Furthermore, Beijing’s concerns about separatist Islamic influence in its far-western region of Xinjiang also explain China’s indulgence towards Pakistan. China apparently feels strongly that engaging Pakistan’s government, and even its fundamentalist religious parties, is an important part of keeping control in its own restive Muslim northwest. Rabid Talibanisation of Pakistani state and society during the 1990s has, however, created some frictions between Beijing and Islamabad. Nor can Beijing turn a blind eye to the activities of jihadi parties based in Afghanistan and Pakistan. Wang Jianping, an expert on Islam at the Chinese Academy of Social Sciences’ Institute of World Religions, admits that ‘China has some problems with Pakistan’ over its deep involvement with the Taliban regime in Afghanistan and the ‘export of fundamentalist Islamic political ideas’. Though Pakistan has been scrupulously careful in trying not to offend China, relations between the two ‘all-weather friends’ may sour if Islamabad fails to keep the fundamentalists on a short leash in respect of Xinjiang or if the fundamentalist organisations take over that country. Clearly, the future of Sino-Pakistani relations will depend on how Pakistan’s internal politics as well as Sino-Indian ties evolve.
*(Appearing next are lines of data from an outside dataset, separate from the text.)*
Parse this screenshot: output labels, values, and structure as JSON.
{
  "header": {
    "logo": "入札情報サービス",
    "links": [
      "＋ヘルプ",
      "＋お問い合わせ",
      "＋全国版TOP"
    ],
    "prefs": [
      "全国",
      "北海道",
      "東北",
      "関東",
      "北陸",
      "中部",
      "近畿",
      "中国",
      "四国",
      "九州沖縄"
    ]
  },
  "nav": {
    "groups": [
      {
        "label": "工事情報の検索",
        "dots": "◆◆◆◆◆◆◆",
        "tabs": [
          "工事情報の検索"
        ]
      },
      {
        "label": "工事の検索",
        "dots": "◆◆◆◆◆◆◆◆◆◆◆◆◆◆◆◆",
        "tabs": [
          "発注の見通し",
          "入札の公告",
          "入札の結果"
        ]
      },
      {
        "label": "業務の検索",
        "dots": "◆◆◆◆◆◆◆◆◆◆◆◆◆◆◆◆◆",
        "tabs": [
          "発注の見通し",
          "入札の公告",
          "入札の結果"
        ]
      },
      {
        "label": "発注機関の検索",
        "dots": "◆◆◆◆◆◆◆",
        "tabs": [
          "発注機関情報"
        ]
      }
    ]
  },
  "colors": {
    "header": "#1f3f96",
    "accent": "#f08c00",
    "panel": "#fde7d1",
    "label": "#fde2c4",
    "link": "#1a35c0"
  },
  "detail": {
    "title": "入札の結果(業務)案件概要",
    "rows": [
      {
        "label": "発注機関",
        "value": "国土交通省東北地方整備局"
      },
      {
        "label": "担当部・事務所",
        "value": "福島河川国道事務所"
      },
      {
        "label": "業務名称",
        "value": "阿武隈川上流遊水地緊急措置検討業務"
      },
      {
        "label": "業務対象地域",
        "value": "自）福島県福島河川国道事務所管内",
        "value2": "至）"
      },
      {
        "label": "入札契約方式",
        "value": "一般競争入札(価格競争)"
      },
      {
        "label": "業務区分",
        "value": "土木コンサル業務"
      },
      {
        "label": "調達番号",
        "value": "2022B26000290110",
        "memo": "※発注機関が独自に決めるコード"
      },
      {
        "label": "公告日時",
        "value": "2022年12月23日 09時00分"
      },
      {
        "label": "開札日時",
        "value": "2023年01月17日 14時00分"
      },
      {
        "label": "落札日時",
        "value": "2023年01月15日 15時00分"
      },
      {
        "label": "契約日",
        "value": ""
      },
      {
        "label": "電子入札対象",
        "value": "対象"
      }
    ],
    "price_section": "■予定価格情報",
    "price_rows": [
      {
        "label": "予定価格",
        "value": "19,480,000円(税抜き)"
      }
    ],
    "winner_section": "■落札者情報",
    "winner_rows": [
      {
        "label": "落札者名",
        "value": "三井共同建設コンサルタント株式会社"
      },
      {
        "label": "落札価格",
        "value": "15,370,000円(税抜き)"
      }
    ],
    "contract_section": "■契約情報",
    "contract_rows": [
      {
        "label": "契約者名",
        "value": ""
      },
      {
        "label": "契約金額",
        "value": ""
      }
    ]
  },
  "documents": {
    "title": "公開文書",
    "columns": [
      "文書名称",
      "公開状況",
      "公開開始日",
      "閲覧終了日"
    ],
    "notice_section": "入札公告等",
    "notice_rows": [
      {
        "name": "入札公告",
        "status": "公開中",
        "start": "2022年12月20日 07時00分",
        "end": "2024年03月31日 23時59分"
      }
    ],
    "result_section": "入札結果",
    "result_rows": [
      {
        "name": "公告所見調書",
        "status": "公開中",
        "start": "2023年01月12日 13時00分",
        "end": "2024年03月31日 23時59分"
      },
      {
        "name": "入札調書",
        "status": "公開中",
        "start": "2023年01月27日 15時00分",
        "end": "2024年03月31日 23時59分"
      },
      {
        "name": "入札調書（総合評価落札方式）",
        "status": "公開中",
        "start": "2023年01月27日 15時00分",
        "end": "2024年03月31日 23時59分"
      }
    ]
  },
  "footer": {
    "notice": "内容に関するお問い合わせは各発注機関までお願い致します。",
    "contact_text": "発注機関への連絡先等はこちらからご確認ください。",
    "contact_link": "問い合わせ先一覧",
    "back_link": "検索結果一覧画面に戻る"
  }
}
Given its Tibetan problem and the Western interests in exploiting it, China may have started viewing Pakistan’s obsession with Kashmir as bothersome. That is why President Jiang Zemin advised Pakistan in 1996 to defer solutions to problems such as Kashmir to future generations. Beijing also adopted cautious neutrality during the limited border war in Kashmir provoked by its ally in 1999 but did not condemn it. Recognising that Pakistan was in an economic mess, China has stepped in to provide massive economic assistance and agreed to invest heavily in Pakistan for upgrading railways, ports, highways and the agricultural sector. Pakistan remains a major recipient of Chinese largesse. While Pakistan continues to be a useful instrument of Chinese foreign policy in South Asia and the Persian Gulf, one cannot rule out the possibility of the pragmatic Chinese evaluating their policy towards Pakistan, as they did in regard to North and South Korea, but this will happen only if Pakistan’s slow descent into chaos and anarchy continues unabated.
In the short to medium term, Beijing will continue to prop up Pakistan, since it is vitally important to China’s energy security (by providing access to and bases in the Persian Gulf), military security (by keeping India’s military engaged on its western frontiers), geopolitics (given its geostrategic location at the intersection of South Asia, Central Asia and the Middle East), national unity and territorial integrity (Tibet and Xinjiang), and maritime strategy vis-a-vis India, and as a staunch diplomatic ally (in regional and international fora, including the Islamic world), a buyer and supplier of conventional and unconventional weaponry and, above all, a bargaining chip in China’s relations with India and the United States. The Chinese know that Pakistan is their ‘last and best bet’ to prevent Indian dominance of southern Asia from the Persian Gulf to the Malacca Straits.